Decoding Debt Settlement
Debt settlement companies promise to “reduce debt up to 70 percent,” “negotiate with creditors,” and “help avoid bankruptcy.” Their promises sound too good to be true. The truth is that while debt settlement agencies sometimes accomplish what they promise, it comes with a price.
Debt settlement is a form of debt arbitration. Debt settlement agencies negotiate with creditors to reduce the amount of the total debt a client is required to pay back. Once involved in a settlement program, clients are often advised to halt all payments to creditors and to cease all contact with creditors. The agreement with the debt settler will require that your monthly payments be sent to the settler to be held until there is enough “on account” to begin settlement activity. This action will cause your creditors to:
- Raise interest rates to penalty levels due to missed payments
- Charge fees for late or missed payments and over-limit fees as the balance grows
- Increase collection activity from letters and calls to involvement of collection agencies, attorneys and the courts, increasing costs
- Garnish wages once they have obtained a judgment
Debt settlement agency wait to begin negotiation until they collect enough monthly payments from the client to cover both their fee and the full amount needed in order to settle the first debt. It could take months until the first contact is made. While the client pays the settlement company, the creditors continue the collection cycle up to and including garnishment procedures. Account balances continue to grow due to interest and fees during this time. A $1000 balance could turn into a $1600 balance in six months with no payments when interest accrues at $24 per month and late fees are $38 and over-limit fees are another $38. A 50% settlement obtained on the $1600 balance would be $800. When the settler’s fee is added in there is not much savings in the end.
The negotiated debt is listed on credit reports as “settled” instead of “paid in full”. This listing will remain, often showing the balance still due, for seven years from the settlement date. This notation severely hampers the ability to obtain credit. Banks are not comfortable lending when there is a history of less than full payments. If the settled debt is greater than $600, the IRS considers this amount income and requires the creditor to report it as such. A 1099 form will be sent by the creditor to the IRS and the client to be included with that year’s tax return so that the income can be taxed. This can create a tax liability and in the example above it would be at least an additional $120.

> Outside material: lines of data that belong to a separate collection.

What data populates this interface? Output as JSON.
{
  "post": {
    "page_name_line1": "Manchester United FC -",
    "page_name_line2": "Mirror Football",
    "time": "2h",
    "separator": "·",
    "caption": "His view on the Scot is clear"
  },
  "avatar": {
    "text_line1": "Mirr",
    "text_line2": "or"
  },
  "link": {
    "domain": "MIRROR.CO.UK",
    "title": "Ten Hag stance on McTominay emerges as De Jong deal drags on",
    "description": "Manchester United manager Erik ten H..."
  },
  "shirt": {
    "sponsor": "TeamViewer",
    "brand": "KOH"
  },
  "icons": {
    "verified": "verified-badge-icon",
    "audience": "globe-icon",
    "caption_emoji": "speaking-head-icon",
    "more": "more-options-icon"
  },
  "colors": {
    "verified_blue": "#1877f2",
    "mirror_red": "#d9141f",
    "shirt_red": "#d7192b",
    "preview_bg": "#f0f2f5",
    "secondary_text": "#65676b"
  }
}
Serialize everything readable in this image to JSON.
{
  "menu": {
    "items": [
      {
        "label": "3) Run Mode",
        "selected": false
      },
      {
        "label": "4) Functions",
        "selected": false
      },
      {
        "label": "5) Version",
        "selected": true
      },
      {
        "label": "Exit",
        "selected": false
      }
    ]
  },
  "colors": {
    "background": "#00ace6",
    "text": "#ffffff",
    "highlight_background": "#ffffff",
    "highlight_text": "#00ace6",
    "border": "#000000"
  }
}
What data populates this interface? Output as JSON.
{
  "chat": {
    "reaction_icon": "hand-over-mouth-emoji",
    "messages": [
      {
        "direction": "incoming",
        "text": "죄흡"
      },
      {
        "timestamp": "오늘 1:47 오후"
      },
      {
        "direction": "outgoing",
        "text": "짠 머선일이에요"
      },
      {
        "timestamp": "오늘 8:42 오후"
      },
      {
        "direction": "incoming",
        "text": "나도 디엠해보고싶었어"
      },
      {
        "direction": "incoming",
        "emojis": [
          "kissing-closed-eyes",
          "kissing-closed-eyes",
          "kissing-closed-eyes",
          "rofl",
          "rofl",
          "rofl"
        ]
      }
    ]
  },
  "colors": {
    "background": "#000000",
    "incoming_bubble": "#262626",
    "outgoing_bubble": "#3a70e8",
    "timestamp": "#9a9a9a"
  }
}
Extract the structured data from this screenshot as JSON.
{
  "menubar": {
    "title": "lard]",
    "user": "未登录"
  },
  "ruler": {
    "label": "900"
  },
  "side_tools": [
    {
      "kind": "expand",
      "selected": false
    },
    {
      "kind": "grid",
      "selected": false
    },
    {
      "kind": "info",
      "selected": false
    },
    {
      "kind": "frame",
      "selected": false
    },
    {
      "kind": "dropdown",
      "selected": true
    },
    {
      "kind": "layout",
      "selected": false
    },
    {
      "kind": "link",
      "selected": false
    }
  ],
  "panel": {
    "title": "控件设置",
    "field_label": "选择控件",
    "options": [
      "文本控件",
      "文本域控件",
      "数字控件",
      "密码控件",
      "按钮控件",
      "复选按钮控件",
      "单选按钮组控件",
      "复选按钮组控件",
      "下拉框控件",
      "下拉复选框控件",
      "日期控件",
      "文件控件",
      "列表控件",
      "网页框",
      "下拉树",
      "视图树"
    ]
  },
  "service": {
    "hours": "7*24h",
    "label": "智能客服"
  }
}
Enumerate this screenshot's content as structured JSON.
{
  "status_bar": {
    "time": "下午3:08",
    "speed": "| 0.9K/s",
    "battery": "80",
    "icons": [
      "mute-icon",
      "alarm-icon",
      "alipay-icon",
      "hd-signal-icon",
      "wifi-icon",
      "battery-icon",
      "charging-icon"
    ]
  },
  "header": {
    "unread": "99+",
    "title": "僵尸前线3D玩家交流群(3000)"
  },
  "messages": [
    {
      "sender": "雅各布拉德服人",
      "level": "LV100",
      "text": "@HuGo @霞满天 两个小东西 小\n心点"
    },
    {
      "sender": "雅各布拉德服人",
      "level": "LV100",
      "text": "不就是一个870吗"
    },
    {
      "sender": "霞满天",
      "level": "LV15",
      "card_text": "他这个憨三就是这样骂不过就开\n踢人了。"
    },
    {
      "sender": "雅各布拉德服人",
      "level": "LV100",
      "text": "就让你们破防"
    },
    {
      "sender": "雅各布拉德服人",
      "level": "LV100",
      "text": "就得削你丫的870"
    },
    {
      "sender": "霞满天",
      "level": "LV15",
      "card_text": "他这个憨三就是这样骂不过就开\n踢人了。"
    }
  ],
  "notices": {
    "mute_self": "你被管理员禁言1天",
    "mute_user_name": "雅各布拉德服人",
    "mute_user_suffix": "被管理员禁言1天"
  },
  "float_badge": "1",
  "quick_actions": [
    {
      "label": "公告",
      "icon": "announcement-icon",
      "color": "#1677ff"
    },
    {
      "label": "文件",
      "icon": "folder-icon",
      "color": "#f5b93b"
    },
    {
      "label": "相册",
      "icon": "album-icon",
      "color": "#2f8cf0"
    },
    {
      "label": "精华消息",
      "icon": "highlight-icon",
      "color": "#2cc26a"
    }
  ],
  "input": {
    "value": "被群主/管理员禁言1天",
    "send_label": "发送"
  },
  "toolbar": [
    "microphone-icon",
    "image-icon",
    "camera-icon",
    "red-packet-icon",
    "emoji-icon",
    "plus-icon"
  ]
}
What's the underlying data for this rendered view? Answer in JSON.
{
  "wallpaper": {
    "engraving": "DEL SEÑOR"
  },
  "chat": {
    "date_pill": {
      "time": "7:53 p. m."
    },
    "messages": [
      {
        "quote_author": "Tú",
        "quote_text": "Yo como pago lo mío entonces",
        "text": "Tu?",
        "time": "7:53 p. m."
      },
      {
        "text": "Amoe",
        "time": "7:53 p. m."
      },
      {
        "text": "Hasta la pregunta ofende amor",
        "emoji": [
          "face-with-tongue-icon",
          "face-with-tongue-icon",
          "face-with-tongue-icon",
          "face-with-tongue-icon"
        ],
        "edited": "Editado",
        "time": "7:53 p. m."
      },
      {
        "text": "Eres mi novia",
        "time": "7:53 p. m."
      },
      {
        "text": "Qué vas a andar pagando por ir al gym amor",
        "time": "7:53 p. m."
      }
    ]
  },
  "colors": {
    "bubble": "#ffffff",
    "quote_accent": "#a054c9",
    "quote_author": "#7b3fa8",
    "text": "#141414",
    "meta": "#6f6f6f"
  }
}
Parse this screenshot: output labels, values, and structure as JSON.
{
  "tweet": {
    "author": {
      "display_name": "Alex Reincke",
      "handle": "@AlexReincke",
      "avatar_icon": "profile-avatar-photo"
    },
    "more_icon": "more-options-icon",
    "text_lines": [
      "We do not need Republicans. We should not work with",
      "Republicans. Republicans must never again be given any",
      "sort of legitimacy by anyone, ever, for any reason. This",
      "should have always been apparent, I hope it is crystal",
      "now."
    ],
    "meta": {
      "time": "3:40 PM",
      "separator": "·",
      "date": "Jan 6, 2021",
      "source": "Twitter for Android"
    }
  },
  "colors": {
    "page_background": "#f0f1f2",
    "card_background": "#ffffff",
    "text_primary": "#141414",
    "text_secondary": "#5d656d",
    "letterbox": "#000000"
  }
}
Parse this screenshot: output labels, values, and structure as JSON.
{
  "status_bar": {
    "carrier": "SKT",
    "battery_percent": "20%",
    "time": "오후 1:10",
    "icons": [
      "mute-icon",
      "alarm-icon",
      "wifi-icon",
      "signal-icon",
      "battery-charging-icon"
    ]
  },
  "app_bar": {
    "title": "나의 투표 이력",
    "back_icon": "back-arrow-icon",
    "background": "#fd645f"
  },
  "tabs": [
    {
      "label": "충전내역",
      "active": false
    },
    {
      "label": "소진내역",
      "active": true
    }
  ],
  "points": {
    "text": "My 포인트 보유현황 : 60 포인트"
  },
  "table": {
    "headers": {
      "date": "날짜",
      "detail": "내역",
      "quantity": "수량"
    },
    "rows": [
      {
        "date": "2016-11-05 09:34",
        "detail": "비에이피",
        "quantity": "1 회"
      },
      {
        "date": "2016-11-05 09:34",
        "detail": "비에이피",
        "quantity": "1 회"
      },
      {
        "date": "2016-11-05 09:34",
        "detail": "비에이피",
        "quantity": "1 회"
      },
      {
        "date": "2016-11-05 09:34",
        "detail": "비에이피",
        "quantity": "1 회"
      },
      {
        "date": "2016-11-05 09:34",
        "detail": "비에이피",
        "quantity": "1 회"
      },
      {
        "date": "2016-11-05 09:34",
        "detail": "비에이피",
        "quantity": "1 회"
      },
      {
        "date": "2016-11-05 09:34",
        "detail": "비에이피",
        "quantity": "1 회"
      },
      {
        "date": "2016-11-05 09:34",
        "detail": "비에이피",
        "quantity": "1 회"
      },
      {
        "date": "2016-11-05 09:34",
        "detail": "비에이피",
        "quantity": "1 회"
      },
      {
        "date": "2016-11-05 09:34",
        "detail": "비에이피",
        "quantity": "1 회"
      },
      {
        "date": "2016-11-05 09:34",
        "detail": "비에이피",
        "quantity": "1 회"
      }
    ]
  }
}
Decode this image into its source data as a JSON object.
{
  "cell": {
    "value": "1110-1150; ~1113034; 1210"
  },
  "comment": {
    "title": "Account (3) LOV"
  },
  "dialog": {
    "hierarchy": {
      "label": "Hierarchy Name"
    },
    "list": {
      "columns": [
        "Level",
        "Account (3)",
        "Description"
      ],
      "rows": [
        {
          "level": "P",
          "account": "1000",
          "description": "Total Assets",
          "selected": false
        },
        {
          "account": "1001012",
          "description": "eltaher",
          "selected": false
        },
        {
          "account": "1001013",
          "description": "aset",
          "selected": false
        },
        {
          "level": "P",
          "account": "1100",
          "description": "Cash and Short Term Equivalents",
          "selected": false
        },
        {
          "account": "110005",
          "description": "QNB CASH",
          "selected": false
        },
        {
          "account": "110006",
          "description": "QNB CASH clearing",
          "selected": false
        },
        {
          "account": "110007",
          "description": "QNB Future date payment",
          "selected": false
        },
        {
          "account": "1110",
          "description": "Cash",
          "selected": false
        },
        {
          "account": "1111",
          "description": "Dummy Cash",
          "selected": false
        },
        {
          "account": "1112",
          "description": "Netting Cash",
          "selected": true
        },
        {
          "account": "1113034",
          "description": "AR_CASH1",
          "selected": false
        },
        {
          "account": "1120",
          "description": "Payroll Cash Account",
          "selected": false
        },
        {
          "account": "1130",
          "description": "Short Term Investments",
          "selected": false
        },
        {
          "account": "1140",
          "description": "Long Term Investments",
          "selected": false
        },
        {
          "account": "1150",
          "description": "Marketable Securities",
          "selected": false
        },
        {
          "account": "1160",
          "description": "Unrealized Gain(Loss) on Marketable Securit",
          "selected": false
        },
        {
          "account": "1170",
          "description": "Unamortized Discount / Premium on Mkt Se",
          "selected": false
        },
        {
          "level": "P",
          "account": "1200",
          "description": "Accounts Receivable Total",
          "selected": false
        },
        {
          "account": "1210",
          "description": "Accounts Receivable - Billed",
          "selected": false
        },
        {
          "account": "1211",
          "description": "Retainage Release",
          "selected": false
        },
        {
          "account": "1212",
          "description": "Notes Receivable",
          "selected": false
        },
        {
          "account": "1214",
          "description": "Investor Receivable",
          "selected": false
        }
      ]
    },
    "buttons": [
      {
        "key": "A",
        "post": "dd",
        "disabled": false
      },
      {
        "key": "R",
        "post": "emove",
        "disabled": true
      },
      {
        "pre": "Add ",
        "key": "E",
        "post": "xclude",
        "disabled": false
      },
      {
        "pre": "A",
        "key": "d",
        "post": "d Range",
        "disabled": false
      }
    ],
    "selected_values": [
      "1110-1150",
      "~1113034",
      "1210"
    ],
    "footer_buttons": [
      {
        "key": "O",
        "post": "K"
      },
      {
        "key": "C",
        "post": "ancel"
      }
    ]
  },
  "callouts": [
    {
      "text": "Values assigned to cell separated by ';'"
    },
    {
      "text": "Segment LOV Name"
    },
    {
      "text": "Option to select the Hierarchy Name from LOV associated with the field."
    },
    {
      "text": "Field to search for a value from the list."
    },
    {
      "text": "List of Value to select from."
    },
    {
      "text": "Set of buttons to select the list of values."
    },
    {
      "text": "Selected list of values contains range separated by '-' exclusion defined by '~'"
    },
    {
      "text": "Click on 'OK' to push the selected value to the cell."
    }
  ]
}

Debt settlement should only be used by those that have a very poor credit rating already, don’t know how to negotiate settlements and do not have large amounts of debt. Debt settlement is something that the average consumer can do on their own and don’t have to “pay” a company for. With research, some saved money and a little time you can negotiate your own settlements with the creditors directly and save yourself some extra money.